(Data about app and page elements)
_ _ _ _ _ _ _
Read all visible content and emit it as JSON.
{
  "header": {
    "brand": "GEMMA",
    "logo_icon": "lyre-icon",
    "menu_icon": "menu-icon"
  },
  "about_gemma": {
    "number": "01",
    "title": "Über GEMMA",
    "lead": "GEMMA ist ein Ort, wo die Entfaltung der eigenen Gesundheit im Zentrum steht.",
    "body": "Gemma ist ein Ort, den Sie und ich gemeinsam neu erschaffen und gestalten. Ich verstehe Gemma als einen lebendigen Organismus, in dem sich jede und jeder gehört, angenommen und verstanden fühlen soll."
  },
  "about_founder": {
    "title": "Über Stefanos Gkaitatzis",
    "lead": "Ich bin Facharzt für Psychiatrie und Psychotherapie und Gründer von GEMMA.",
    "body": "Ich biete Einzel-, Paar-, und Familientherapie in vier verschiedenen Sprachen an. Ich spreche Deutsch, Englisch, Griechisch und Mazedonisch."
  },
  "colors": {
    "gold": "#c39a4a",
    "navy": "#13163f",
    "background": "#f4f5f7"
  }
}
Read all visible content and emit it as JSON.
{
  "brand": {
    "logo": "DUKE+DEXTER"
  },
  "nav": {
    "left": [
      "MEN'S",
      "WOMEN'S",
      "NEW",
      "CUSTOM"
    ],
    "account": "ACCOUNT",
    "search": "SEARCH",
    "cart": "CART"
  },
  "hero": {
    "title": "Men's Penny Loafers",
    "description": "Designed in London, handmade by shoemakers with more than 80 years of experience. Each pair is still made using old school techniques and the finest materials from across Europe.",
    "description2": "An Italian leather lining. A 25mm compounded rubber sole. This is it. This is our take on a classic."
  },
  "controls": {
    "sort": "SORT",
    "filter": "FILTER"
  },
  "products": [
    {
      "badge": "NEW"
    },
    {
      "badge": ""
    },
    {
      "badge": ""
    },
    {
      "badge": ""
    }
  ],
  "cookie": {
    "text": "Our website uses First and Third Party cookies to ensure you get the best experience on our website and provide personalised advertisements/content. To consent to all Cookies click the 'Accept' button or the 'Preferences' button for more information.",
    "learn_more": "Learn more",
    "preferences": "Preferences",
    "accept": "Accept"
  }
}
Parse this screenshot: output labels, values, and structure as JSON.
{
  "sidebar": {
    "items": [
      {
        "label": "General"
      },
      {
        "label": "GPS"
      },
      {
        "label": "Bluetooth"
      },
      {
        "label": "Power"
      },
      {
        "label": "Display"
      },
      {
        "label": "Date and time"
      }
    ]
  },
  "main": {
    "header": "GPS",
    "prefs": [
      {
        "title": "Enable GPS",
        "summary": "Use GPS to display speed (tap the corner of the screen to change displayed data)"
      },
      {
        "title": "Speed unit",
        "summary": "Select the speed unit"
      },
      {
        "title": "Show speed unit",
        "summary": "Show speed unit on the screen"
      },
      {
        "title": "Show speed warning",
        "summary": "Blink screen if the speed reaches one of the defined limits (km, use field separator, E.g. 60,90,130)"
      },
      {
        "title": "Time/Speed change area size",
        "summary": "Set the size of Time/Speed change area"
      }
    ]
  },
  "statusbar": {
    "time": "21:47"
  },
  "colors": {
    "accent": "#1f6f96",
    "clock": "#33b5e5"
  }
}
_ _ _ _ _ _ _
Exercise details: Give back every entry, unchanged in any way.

Task result:
Read all visible content and emit it as JSON.
{
  "header": {
    "brand": "GEMMA",
    "logo_icon": "lyre-icon",
    "menu_icon": "menu-icon"
  },
  "about_gemma": {
    "number": "01",
    "title": "Über GEMMA",
    "lead": "GEMMA ist ein Ort, wo die Entfaltung der eigenen Gesundheit im Zentrum steht.",
    "body": "Gemma ist ein Ort, den Sie und ich gemeinsam neu erschaffen und gestalten. Ich verstehe Gemma als einen lebendigen Organismus, in dem sich jede und jeder gehört, angenommen und verstanden fühlen soll."
  },
  "about_founder": {
    "title": "Über Stefanos Gkaitatzis",
    "lead": "Ich bin Facharzt für Psychiatrie und Psychotherapie und Gründer von GEMMA.",
    "body": "Ich biete Einzel-, Paar-, und Familientherapie in vier verschiedenen Sprachen an. Ich spreche Deutsch, Englisch, Griechisch und Mazedonisch."
  },
  "colors": {
    "gold": "#c39a4a",
    "navy": "#13163f",
    "background": "#f4f5f7"
  }
}
Read all visible content and emit it as JSON.
{
  "brand": {
    "logo": "DUKE+DEXTER"
  },
  "nav": {
    "left": [
      "MEN'S",
      "WOMEN'S",
      "NEW",
      "CUSTOM"
    ],
    "account": "ACCOUNT",
    "search": "SEARCH",
    "cart": "CART"
  },
  "hero": {
    "title": "Men's Penny Loafers",
    "description": "Designed in London, handmade by shoemakers with more than 80 years of experience. Each pair is still made using old school techniques and the finest materials from across Europe.",
    "description2": "An Italian leather lining. A 25mm compounded rubber sole. This is it. This is our take on a classic."
  },
  "controls": {
    "sort": "SORT",
    "filter": "FILTER"
  },
  "products": [
    {
      "badge": "NEW"
    },
    {
      "badge": ""
    },
    {
      "badge": ""
    },
    {
      "badge": ""
    }
  ],
  "cookie": {
    "text": "Our website uses First and Third Party cookies to ensure you get the best experience on our website and provide personalised advertisements/content. To consent to all Cookies click the 'Accept' button or the 'Preferences' button for more information.",
    "learn_more": "Learn more",
    "preferences": "Preferences",
    "accept": "Accept"
  }
}
Parse this screenshot: output labels, values, and structure as JSON.
{
  "sidebar": {
    "items": [
      {
        "label": "General"
      },
      {
        "label": "GPS"
      },
      {
        "label": "Bluetooth"
      },
      {
        "label": "Power"
      },
      {
        "label": "Display"
      },
      {
        "label": "Date and time"
      }
    ]
  },
  "main": {
    "header": "GPS",
    "prefs": [
      {
        "title": "Enable GPS",
        "summary": "Use GPS to display speed (tap the corner of the screen to change displayed data)"
      },
      {
        "title": "Speed unit",
        "summary": "Select the speed unit"
      },
      {
        "title": "Show speed unit",
        "summary": "Show speed unit on the screen"
      },
      {
        "title": "Show speed warning",
        "summary": "Blink screen if the speed reaches one of the defined limits (km, use field separator, E.g. 60,90,130)"
      },
      {
        "title": "Time/Speed change area size",
        "summary": "Set the size of Time/Speed change area"
      }
    ]
  },
  "statusbar": {
    "time": "21:47"
  },
  "colors": {
    "accent": "#1f6f96",
    "clock": "#33b5e5"
  }
}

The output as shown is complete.